A similar restriction on law enforcement’s use of facial recognition could be enacted in Massachusetts, but trade association NetChoice has launched a campaign urging state lawmakers to reject a proposed moratorium.A poll conducted by Savanta for NetChoice in August shows that 64 percent of Massachusetts residents believe facial recognition can make society safer, and 66 percent are against denying law enforcement the use of new technologies to fight crime. When asked if facial recognition should be limited even at the expense of public safety, 46 percent disagreed, while 34 percent agreed. In each case responses are split between “somewhat” and “strong” agreement and disagreement. Asked if they would support a politician that votes to prevent the use of facial recognition and other technologies by law enforcement, 22 percent said they would be more likely to, while 41 percent said they would be less likely to do so. A recent survey from the Pew Research Center shows a majority of U.S. adults trust law enforcement to use facial recognition. NetChoice has launched a petition calling on the proposal to be rejected as part of its campaign.
“Every day facial recognition technologies help law enforcement to generate leads in cases, such as homicide, rape, armed robbery and other violent crime, as well as for non-enforcement reasons, including identifying elderly persons stricken with dementia, finding lost and missing children, identifying homeless persons with mental illness and identifying deceased persons,”said NetChoice Vice President and General Counsel Carl Szabo in a statement by the organization.

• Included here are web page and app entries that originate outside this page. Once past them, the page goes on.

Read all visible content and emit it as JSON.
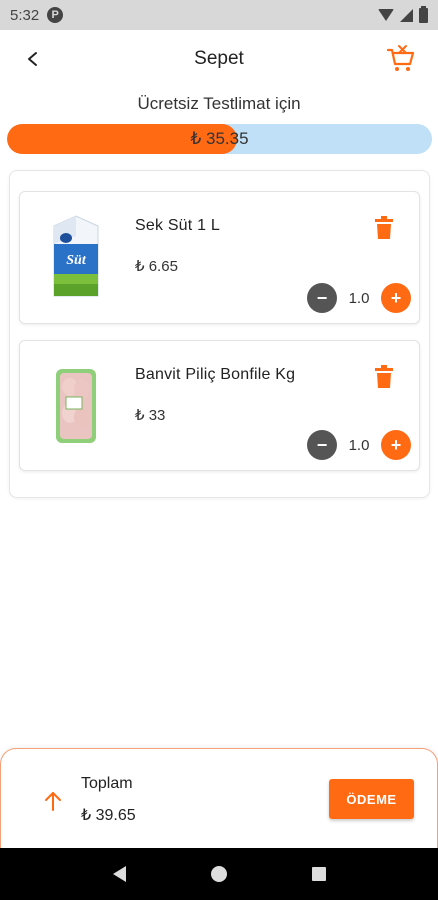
{
  "status_bar": {
    "time": "5:32",
    "app_icon": "P"
  },
  "header": {
    "title": "Sepet"
  },
  "free_delivery": {
    "label": "Ücretsiz Testlimat için",
    "amount": "₺ 35.35",
    "progress": 0.54
  },
  "cart": {
    "items": [
      {
        "name": "Sek Süt 1 L",
        "price": "₺ 6.65",
        "quantity": "1.0",
        "image": "milk-carton"
      },
      {
        "name": "Banvit Piliç Bonfile Kg",
        "price": "₺ 33",
        "quantity": "1.0",
        "image": "chicken-tray"
      }
    ]
  },
  "summary": {
    "total_label": "Toplam",
    "total_value": "₺ 39.65",
    "pay_label": "ÖDEME"
  },
  "colors": {
    "accent": "#ff6a13",
    "progress_track": "#bfe0f7",
    "minus_button": "#555555"
  }
}
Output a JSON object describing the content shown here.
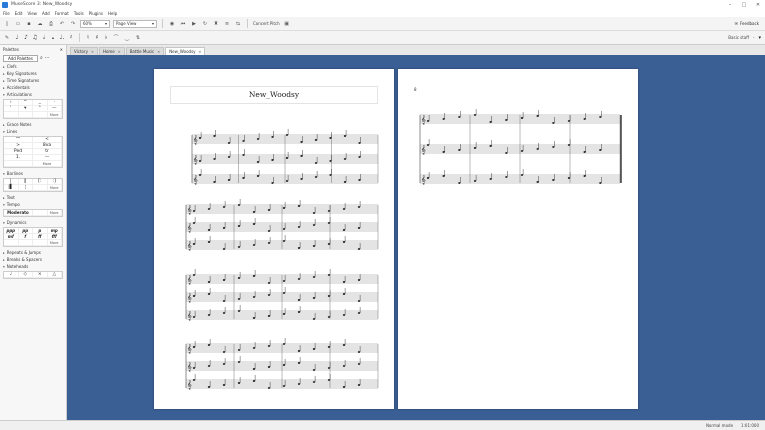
{
  "window": {
    "title": "MuseScore 3: New_Woodsy"
  },
  "menu": [
    "File",
    "Edit",
    "View",
    "Add",
    "Format",
    "Tools",
    "Plugins",
    "Help"
  ],
  "toolbar": {
    "zoom_value": "60%",
    "view_mode": "Page View",
    "concert_pitch": "Concert Pitch",
    "feedback": "Feedback"
  },
  "note_toolbar": {
    "durations": [
      "♩",
      "♪",
      "♫",
      "𝅗𝅥",
      "𝅝",
      "♩.",
      "𝄽",
      "♮",
      "♯",
      "♭"
    ],
    "staves_label": "Basic staff",
    "staves_extra": "-"
  },
  "palette": {
    "title": "Palettes",
    "add_button": "Add Palettes",
    "sections": [
      "Clefs",
      "Key Signatures",
      "Time Signatures",
      "Accidentals",
      "Articulations",
      "Grace Notes",
      "Lines",
      "Barlines",
      "Text",
      "Tempo",
      "Dynamics",
      "Repeats & Jumps",
      "Breaks & Spacers",
      "Noteheads"
    ],
    "articulation_cells": [
      "›",
      "^",
      "_",
      "·",
      "'",
      "▾",
      "⌃",
      "—"
    ],
    "dynamics_cells": [
      "ppp",
      "pp",
      "p",
      "mp",
      "mf",
      "f",
      "ff",
      "fff"
    ],
    "more": "More",
    "tempo_cell": "Moderato"
  },
  "tabs": [
    {
      "label": "Victory"
    },
    {
      "label": "Home"
    },
    {
      "label": "Battle Music"
    },
    {
      "label": "New_Woodsy"
    }
  ],
  "score": {
    "title": "New_Woodsy",
    "page2_system_number": "8"
  },
  "status": {
    "mode": "Normal mode",
    "page": "1:01:000"
  }
}
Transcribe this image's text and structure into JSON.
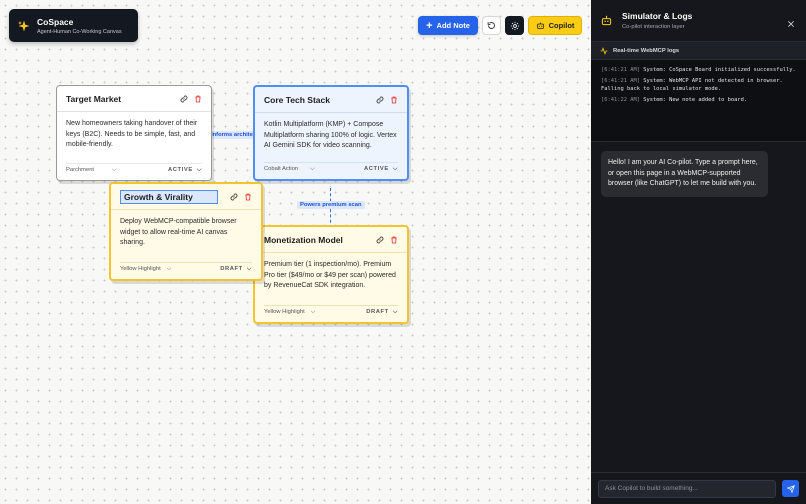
{
  "brand": {
    "title": "CoSpace",
    "subtitle": "Agent-Human Co-Working Canvas"
  },
  "toolbar": {
    "add_note": "Add Note",
    "copilot": "Copilot"
  },
  "notes": [
    {
      "title": "Target Market",
      "body": "New homeowners taking handover of their keys (B2C). Needs to be simple, fast, and mobile-friendly.",
      "theme": "Parchment",
      "status": "ACTIVE"
    },
    {
      "title": "Core Tech Stack",
      "body": "Kotlin Multiplatform (KMP) + Compose Multiplatform sharing 100% of logic. Vertex AI Gemini SDK for video scanning.",
      "theme": "Cobalt Action",
      "status": "ACTIVE"
    },
    {
      "title": "Growth & Virality",
      "body": "Deploy WebMCP-compatible browser widget to allow real-time AI canvas sharing.",
      "theme": "Yellow Highlight",
      "status": "DRAFT"
    },
    {
      "title": "Monetization Model",
      "body": "Premium tier (1 inspection/mo). Premium Pro tier ($49/mo or $49 per scan) powered by RevenueCat SDK integration.",
      "theme": "Yellow Highlight",
      "status": "DRAFT"
    }
  ],
  "edges": {
    "informs": "Informs architect",
    "powers": "Powers premium scan"
  },
  "panel": {
    "title": "Simulator & Logs",
    "subtitle": "Co-pilot interaction layer",
    "logs_header": "Real-time WebMCP logs",
    "logs": [
      {
        "ts": "[6:41:21 AM]",
        "msg": "System: CoSpace Board initialized successfully."
      },
      {
        "ts": "[6:41:21 AM]",
        "msg": "System: WebMCP API not detected in browser. Falling back to local simulator mode."
      },
      {
        "ts": "[6:41:22 AM]",
        "msg": "System: New note added to board."
      }
    ],
    "chat_message": "Hello! I am your AI Co-pilot. Type a prompt here, or open this page in a WebMCP-supported browser (like ChatGPT) to let me build with you.",
    "input_placeholder": "Ask Copilot to build something..."
  },
  "colors": {
    "accent": "#2563eb",
    "copilot": "#facc15",
    "cobalt": "#4f8ef7",
    "yellow": "#f4c430"
  }
}
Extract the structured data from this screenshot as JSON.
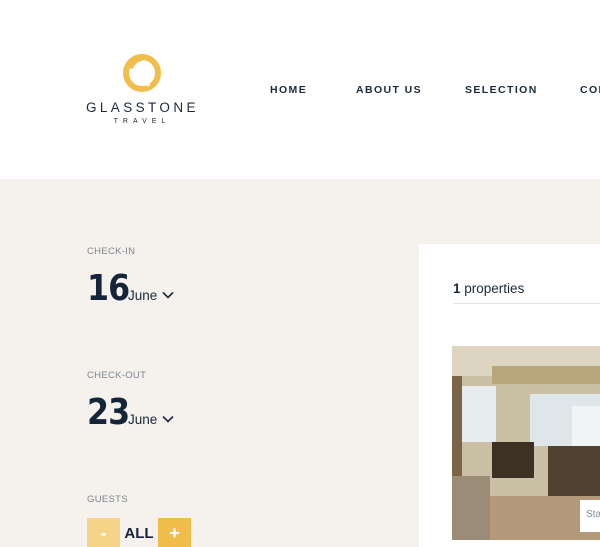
{
  "brand": {
    "name": "GLASSTONE",
    "sub": "TRAVEL",
    "accent_color": "#f1be4b",
    "text_color": "#1b2a3a",
    "background_color": "#f5f1ec"
  },
  "nav": {
    "items": [
      {
        "label": "HOME"
      },
      {
        "label": "ABOUT US"
      },
      {
        "label": "SELECTION"
      },
      {
        "label": "CON"
      }
    ]
  },
  "booking": {
    "checkin": {
      "label": "CHECK-IN",
      "day": "16",
      "month": "June"
    },
    "checkout": {
      "label": "CHECK-OUT",
      "day": "23",
      "month": "June"
    },
    "guests": {
      "label": "GUESTS",
      "value": "ALL",
      "minus": "-",
      "plus": "+"
    }
  },
  "results": {
    "count": "1",
    "count_label": "properties",
    "card_tag": "Sta"
  },
  "icons": {
    "logo": "glasstone-logo-icon",
    "chevron": "chevron-down-icon"
  }
}
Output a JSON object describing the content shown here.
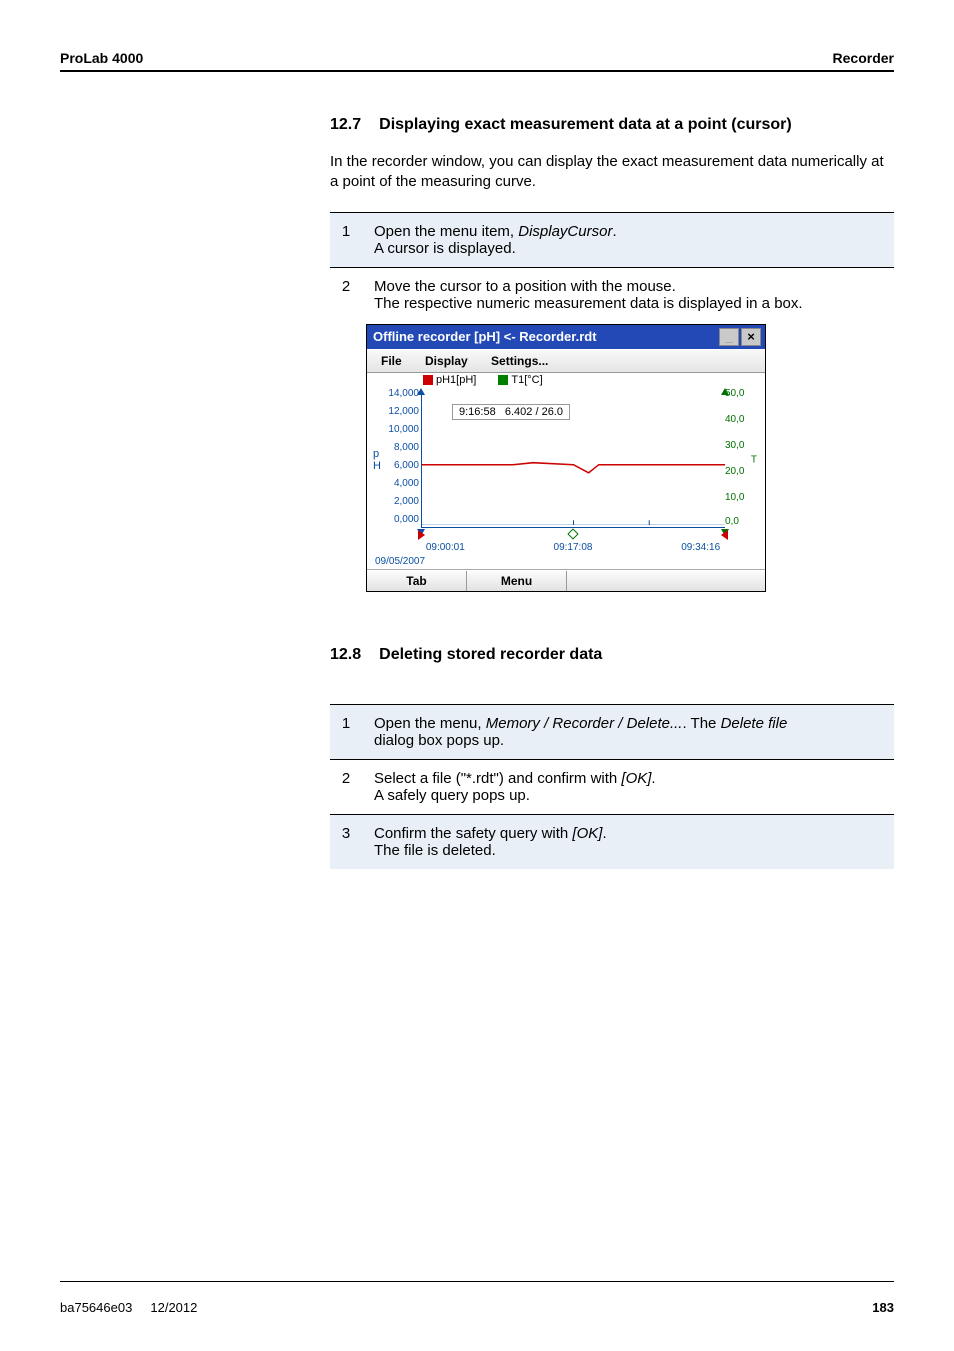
{
  "header": {
    "left": "ProLab 4000",
    "right": "Recorder"
  },
  "section1": {
    "num": "12.7",
    "title": "Displaying exact measurement data at a point (cursor)",
    "intro": "In the recorder window, you can display the exact measurement data numerically at a point of the measuring curve.",
    "steps": [
      {
        "n": "1",
        "pre": "Open the menu item, ",
        "em": "DisplayCursor",
        "post1": ".",
        "line2": "A cursor is displayed."
      },
      {
        "n": "2",
        "line1": "Move the cursor to a position with the mouse.",
        "line2": "The respective numeric measurement data is displayed in a box."
      }
    ]
  },
  "screenshot": {
    "title": "Offline recorder [pH] <- Recorder.rdt",
    "btn_min": "_",
    "btn_close": "×",
    "menus": {
      "file": "File",
      "display": "Display",
      "settings": "Settings..."
    },
    "legend": {
      "a": "pH1[pH]",
      "b": "T1[°C]"
    },
    "tooltip": {
      "time": "9:16:58",
      "vals": "6.402 / 26.0"
    },
    "left_ticks": [
      "14,000",
      "12,000",
      "10,000",
      "8,000",
      "6,000",
      "4,000",
      "2,000",
      "0,000"
    ],
    "left_label_top": "p",
    "left_label_bot": "H",
    "right_ticks": [
      "50,0",
      "40,0",
      "30,0",
      "20,0",
      "10,0",
      "0,0"
    ],
    "right_label": "T",
    "x_ticks": [
      "09:00:01",
      "09:17:08",
      "09:34:16"
    ],
    "date": "09/05/2007",
    "btn_tab": "Tab",
    "btn_menu": "Menu"
  },
  "section2": {
    "num": "12.8",
    "title": "Deleting stored recorder data",
    "steps": [
      {
        "n": "1",
        "pre": "Open the menu, ",
        "em1": "Memory / Recorder / Delete...",
        "mid": ". The ",
        "em2": "Delete file",
        "line2": "dialog box pops up."
      },
      {
        "n": "2",
        "pre": "Select a file (\"*.rdt\") and confirm with ",
        "em": "[OK]",
        "post": ".",
        "line2": "A safely query pops up."
      },
      {
        "n": "3",
        "pre": "Confirm the safety query with ",
        "em": "[OK]",
        "post": ".",
        "line2": "The file is deleted."
      }
    ]
  },
  "chart_data": {
    "type": "line",
    "title": "Offline recorder [pH] <- Recorder.rdt",
    "x_axis": {
      "type": "time",
      "ticks": [
        "09:00:01",
        "09:17:08",
        "09:34:16"
      ],
      "date": "09/05/2007"
    },
    "series": [
      {
        "name": "pH1[pH]",
        "axis": "left",
        "color": "#c00",
        "yrange": [
          0,
          14
        ],
        "points_approx": [
          [
            0,
            6.4
          ],
          [
            0.3,
            6.4
          ],
          [
            0.5,
            6.4
          ],
          [
            0.55,
            5.8
          ],
          [
            0.6,
            6.4
          ],
          [
            1,
            6.4
          ]
        ]
      },
      {
        "name": "T1[°C]",
        "axis": "right",
        "color": "#008000",
        "yrange": [
          0,
          50
        ],
        "points_approx": [
          [
            0,
            26
          ],
          [
            1,
            26
          ]
        ]
      }
    ],
    "cursor": {
      "time": "9:16:58",
      "values": [
        6.402,
        26.0
      ]
    }
  },
  "footer": {
    "left1": "ba75646e03",
    "left2": "12/2012",
    "right": "183"
  }
}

“A moratorium on facial recognition technology not only goes against what Bay Staters want, it denies law enforcement tools needed to help keep our communities safe.”Szabo has previously expressed at least tentative support for regulation aimed at increasing transparency around business use of facial biometrics in New York City.